PROBLEM TO SOLVE: Go through the records and set each one down exactly, skipping any picture.

MATERIAL FOR THIS TASK:
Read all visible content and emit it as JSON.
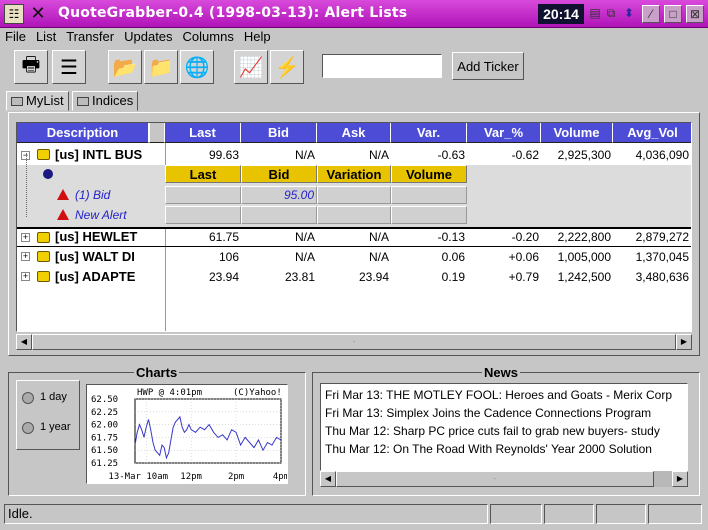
{
  "window": {
    "title": "QuoteGrabber-0.4 (1998-03-13): Alert Lists",
    "clock": "20:14"
  },
  "menu": [
    "File",
    "List",
    "Transfer",
    "Updates",
    "Columns",
    "Help"
  ],
  "toolbar": {
    "icons": [
      "printer-icon",
      "list-icon",
      "folder-open-icon",
      "folder-icon",
      "global-icon",
      "chart-icon",
      "lightning-icon"
    ],
    "ticker_value": "",
    "add_ticker_label": "Add Ticker"
  },
  "tabs": [
    {
      "label": "MyList",
      "active": true
    },
    {
      "label": "Indices",
      "active": false
    }
  ],
  "table": {
    "columns": [
      "Description",
      "Last",
      "Bid",
      "Ask",
      "Var.",
      "Var_%",
      "Volume",
      "Avg_Vol"
    ],
    "rows": [
      {
        "desc": "[us] INTL BUS",
        "last": "99.63",
        "bid": "N/A",
        "ask": "N/A",
        "var": "-0.63",
        "var_pct": "-0.62",
        "volume": "2,925,300",
        "avg_vol": "4,036,090",
        "expanded": true
      },
      {
        "desc": "[us] HEWLET",
        "last": "61.75",
        "bid": "N/A",
        "ask": "N/A",
        "var": "-0.13",
        "var_pct": "-0.20",
        "volume": "2,222,800",
        "avg_vol": "2,879,272",
        "expanded": false
      },
      {
        "desc": "[us] WALT DI",
        "last": "106",
        "bid": "N/A",
        "ask": "N/A",
        "var": "0.06",
        "var_pct": "+0.06",
        "volume": "1,005,000",
        "avg_vol": "1,370,045",
        "expanded": false
      },
      {
        "desc": "[us] ADAPTE",
        "last": "23.94",
        "bid": "23.81",
        "ask": "23.94",
        "var": "0.19",
        "var_pct": "+0.79",
        "volume": "1,242,500",
        "avg_vol": "3,480,636",
        "expanded": false
      }
    ],
    "alert_columns": [
      "Last",
      "Bid",
      "Variation",
      "Volume"
    ],
    "alerts": [
      {
        "label": "(1) Bid",
        "bid": "95.00"
      },
      {
        "label": "New Alert",
        "bid": ""
      }
    ]
  },
  "charts": {
    "title": "Charts",
    "ranges": [
      "1 day",
      "1 year"
    ],
    "chart_header": "HWP @ 4:01pm",
    "chart_source": "(C)Yahoo!"
  },
  "chart_data": {
    "type": "line",
    "title": "HWP @ 4:01pm",
    "x_ticks": [
      "13-Mar 10am",
      "12pm",
      "2pm",
      "4pm"
    ],
    "y_ticks": [
      62.5,
      62.25,
      62.0,
      61.75,
      61.5,
      61.25
    ],
    "ylim": [
      61.25,
      62.5
    ],
    "xlim": [
      9.5,
      16
    ],
    "grid": true,
    "series": [
      {
        "x": [
          9.5,
          9.6,
          9.7,
          9.8,
          9.9,
          10.0,
          10.1,
          10.2,
          10.3,
          10.4,
          10.5,
          10.6,
          10.7,
          10.8,
          10.9,
          11.0,
          11.1,
          11.2,
          11.3,
          11.4,
          11.5,
          11.6,
          11.7,
          11.8,
          11.9,
          12.0,
          12.2,
          12.4,
          12.6,
          12.8,
          13.0,
          13.2,
          13.4,
          13.6,
          13.8,
          14.0,
          14.2,
          14.4,
          14.6,
          14.8,
          15.0,
          15.2,
          15.4,
          15.6,
          15.8,
          16.0
        ],
        "values": [
          61.6,
          61.85,
          62.0,
          61.9,
          61.75,
          61.95,
          62.1,
          61.9,
          61.65,
          61.5,
          61.45,
          61.4,
          61.6,
          61.55,
          61.35,
          61.45,
          61.7,
          61.95,
          62.05,
          62.1,
          62.15,
          61.95,
          61.85,
          61.9,
          62.0,
          61.9,
          61.85,
          61.95,
          61.9,
          62.0,
          61.85,
          61.75,
          61.8,
          61.7,
          61.9,
          61.85,
          61.6,
          61.75,
          61.65,
          61.55,
          61.7,
          61.5,
          61.65,
          61.6,
          61.75,
          61.7
        ]
      }
    ]
  },
  "news": {
    "title": "News",
    "items": [
      "Fri Mar 13: THE MOTLEY FOOL: Heroes and Goats - Merix Corp",
      "Fri Mar 13: Simplex Joins the Cadence Connections Program",
      "Thu Mar 12: Sharp PC price cuts fail to grab new buyers- study",
      "Thu Mar 12: On The Road With Reynolds' Year 2000 Solution"
    ]
  },
  "status": {
    "text": "Idle."
  }
}
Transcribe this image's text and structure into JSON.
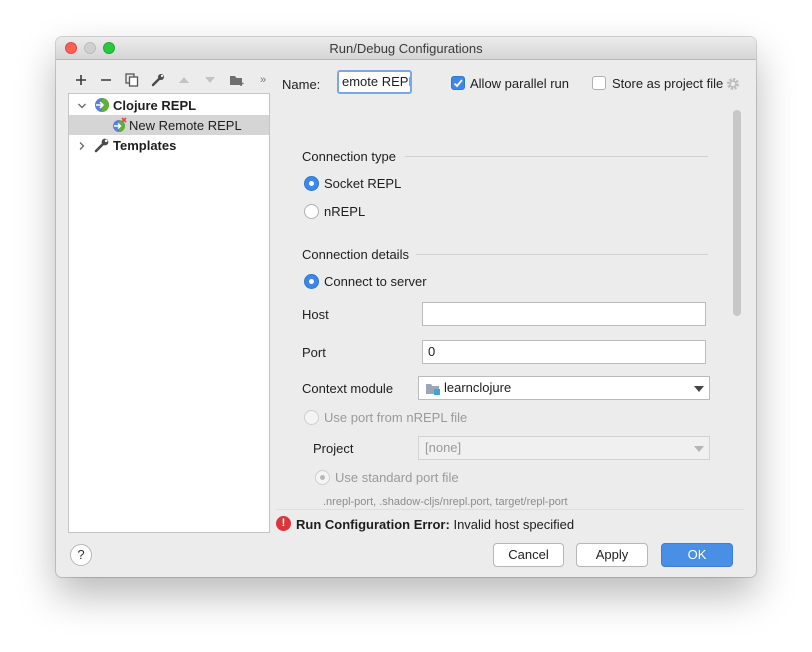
{
  "window": {
    "title": "Run/Debug Configurations"
  },
  "toolbar": {
    "items": [
      {
        "icon": "plus-icon"
      },
      {
        "icon": "minus-icon"
      },
      {
        "icon": "copy-icon"
      },
      {
        "icon": "wrench-icon"
      },
      {
        "icon": "move-up-icon"
      },
      {
        "icon": "move-down-icon"
      },
      {
        "icon": "new-folder-icon"
      },
      {
        "more": "»"
      }
    ]
  },
  "tree": {
    "root": {
      "label": "Clojure REPL",
      "expanded": true
    },
    "child": {
      "label": "New Remote REPL",
      "selected": true
    },
    "templates": {
      "label": "Templates",
      "expanded": false
    }
  },
  "header": {
    "name_label": "Name:",
    "name_value": "emote REPL",
    "allow_parallel_label": "Allow parallel run",
    "allow_parallel_checked": true,
    "store_as_project_label": "Store as project file",
    "store_as_project_checked": false
  },
  "connection_type": {
    "title": "Connection type",
    "options": [
      {
        "label": "Socket REPL",
        "selected": true
      },
      {
        "label": "nREPL",
        "selected": false
      }
    ]
  },
  "connection_details": {
    "title": "Connection details",
    "connect_to_server": "Connect to server",
    "host_label": "Host",
    "host_value": "",
    "port_label": "Port",
    "port_value": "0",
    "context_module_label": "Context module",
    "context_module_value": "learnclojure",
    "use_port_file_label": "Use port from nREPL file",
    "project_label": "Project",
    "project_value": "[none]",
    "use_standard_port_label": "Use standard port file",
    "port_file_hint": ".nrepl-port, .shadow-cljs/nrepl.port, target/repl-port"
  },
  "error": {
    "title": "Run Configuration Error:",
    "message": "Invalid host specified"
  },
  "footer": {
    "help": "?",
    "cancel": "Cancel",
    "apply": "Apply",
    "ok": "OK"
  },
  "colors": {
    "accent": "#3d88e5",
    "error": "#d9363e",
    "primary_button": "#4a8fe6"
  }
}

RESPONSE BELOW:
Read all visible content and emit it as JSON.
{
  "window": {
    "title": "QuoteGrabber-0.4 (1998-03-13): Alert Lists",
    "clock": "20:14"
  },
  "menu": [
    "File",
    "List",
    "Transfer",
    "Updates",
    "Columns",
    "Help"
  ],
  "toolbar": {
    "icons": [
      "printer-icon",
      "list-icon",
      "folder-open-icon",
      "folder-icon",
      "global-icon",
      "chart-icon",
      "lightning-icon"
    ],
    "ticker_value": "",
    "add_ticker_label": "Add Ticker"
  },
  "tabs": [
    {
      "label": "MyList",
      "active": true
    },
    {
      "label": "Indices",
      "active": false
    }
  ],
  "table": {
    "columns": [
      "Description",
      "Last",
      "Bid",
      "Ask",
      "Var.",
      "Var_%",
      "Volume",
      "Avg_Vol"
    ],
    "rows": [
      {
        "desc": "[us] INTL BUS",
        "last": "99.63",
        "bid": "N/A",
        "ask": "N/A",
        "var": "-0.63",
        "var_pct": "-0.62",
        "volume": "2,925,300",
        "avg_vol": "4,036,090",
        "expanded": true
      },
      {
        "desc": "[us] HEWLET",
        "last": "61.75",
        "bid": "N/A",
        "ask": "N/A",
        "var": "-0.13",
        "var_pct": "-0.20",
        "volume": "2,222,800",
        "avg_vol": "2,879,272",
        "expanded": false
      },
      {
        "desc": "[us] WALT DI",
        "last": "106",
        "bid": "N/A",
        "ask": "N/A",
        "var": "0.06",
        "var_pct": "+0.06",
        "volume": "1,005,000",
        "avg_vol": "1,370,045",
        "expanded": false
      },
      {
        "desc": "[us] ADAPTE",
        "last": "23.94",
        "bid": "23.81",
        "ask": "23.94",
        "var": "0.19",
        "var_pct": "+0.79",
        "volume": "1,242,500",
        "avg_vol": "3,480,636",
        "expanded": false
      }
    ],
    "alert_columns": [
      "Last",
      "Bid",
      "Variation",
      "Volume"
    ],
    "alerts": [
      {
        "label": "(1) Bid",
        "bid": "95.00"
      },
      {
        "label": "New Alert",
        "bid": ""
      }
    ]
  },
  "charts": {
    "title": "Charts",
    "ranges": [
      "1 day",
      "1 year"
    ],
    "chart_header": "HWP @ 4:01pm",
    "chart_source": "(C)Yahoo!"
  },
  "chart_data": {
    "type": "line",
    "title": "HWP @ 4:01pm",
    "x_ticks": [
      "13-Mar 10am",
      "12pm",
      "2pm",
      "4pm"
    ],
    "y_ticks": [
      62.5,
      62.25,
      62.0,
      61.75,
      61.5,
      61.25
    ],
    "ylim": [
      61.25,
      62.5
    ],
    "xlim": [
      9.5,
      16
    ],
    "grid": true,
    "series": [
      {
        "x": [
          9.5,
          9.6,
          9.7,
          9.8,
          9.9,
          10.0,
          10.1,
          10.2,
          10.3,
          10.4,
          10.5,
          10.6,
          10.7,
          10.8,
          10.9,
          11.0,
          11.1,
          11.2,
          11.3,
          11.4,
          11.5,
          11.6,
          11.7,
          11.8,
          11.9,
          12.0,
          12.2,
          12.4,
          12.6,
          12.8,
          13.0,
          13.2,
          13.4,
          13.6,
          13.8,
          14.0,
          14.2,
          14.4,
          14.6,
          14.8,
          15.0,
          15.2,
          15.4,
          15.6,
          15.8,
          16.0
        ],
        "values": [
          61.6,
          61.85,
          62.0,
          61.9,
          61.75,
          61.95,
          62.1,
          61.9,
          61.65,
          61.5,
          61.45,
          61.4,
          61.6,
          61.55,
          61.35,
          61.45,
          61.7,
          61.95,
          62.05,
          62.1,
          62.15,
          61.95,
          61.85,
          61.9,
          62.0,
          61.9,
          61.85,
          61.95,
          61.9,
          62.0,
          61.85,
          61.75,
          61.8,
          61.7,
          61.9,
          61.85,
          61.6,
          61.75,
          61.65,
          61.55,
          61.7,
          61.5,
          61.65,
          61.6,
          61.75,
          61.7
        ]
      }
    ]
  },
  "news": {
    "title": "News",
    "items": [
      "Fri Mar 13: THE MOTLEY FOOL: Heroes and Goats - Merix Corp",
      "Fri Mar 13: Simplex Joins the Cadence Connections Program",
      "Thu Mar 12: Sharp PC price cuts fail to grab new buyers- study",
      "Thu Mar 12: On The Road With Reynolds' Year 2000 Solution"
    ]
  },
  "status": {
    "text": "Idle."
  }
}
Transcribe this image's text and structure into JSON.
{
  "window": {
    "title": "Run/Debug Configurations"
  },
  "toolbar": {
    "items": [
      {
        "icon": "plus-icon"
      },
      {
        "icon": "minus-icon"
      },
      {
        "icon": "copy-icon"
      },
      {
        "icon": "wrench-icon"
      },
      {
        "icon": "move-up-icon"
      },
      {
        "icon": "move-down-icon"
      },
      {
        "icon": "new-folder-icon"
      },
      {
        "more": "»"
      }
    ]
  },
  "tree": {
    "root": {
      "label": "Clojure REPL",
      "expanded": true
    },
    "child": {
      "label": "New Remote REPL",
      "selected": true
    },
    "templates": {
      "label": "Templates",
      "expanded": false
    }
  },
  "header": {
    "name_label": "Name:",
    "name_value": "emote REPL",
    "allow_parallel_label": "Allow parallel run",
    "allow_parallel_checked": true,
    "store_as_project_label": "Store as project file",
    "store_as_project_checked": false
  },
  "connection_type": {
    "title": "Connection type",
    "options": [
      {
        "label": "Socket REPL",
        "selected": true
      },
      {
        "label": "nREPL",
        "selected": false
      }
    ]
  },
  "connection_details": {
    "title": "Connection details",
    "connect_to_server": "Connect to server",
    "host_label": "Host",
    "host_value": "",
    "port_label": "Port",
    "port_value": "0",
    "context_module_label": "Context module",
    "context_module_value": "learnclojure",
    "use_port_file_label": "Use port from nREPL file",
    "project_label": "Project",
    "project_value": "[none]",
    "use_standard_port_label": "Use standard port file",
    "port_file_hint": ".nrepl-port, .shadow-cljs/nrepl.port, target/repl-port"
  },
  "error": {
    "title": "Run Configuration Error:",
    "message": "Invalid host specified"
  },
  "footer": {
    "help": "?",
    "cancel": "Cancel",
    "apply": "Apply",
    "ok": "OK"
  },
  "colors": {
    "accent": "#3d88e5",
    "error": "#d9363e",
    "primary_button": "#4a8fe6"
  }
}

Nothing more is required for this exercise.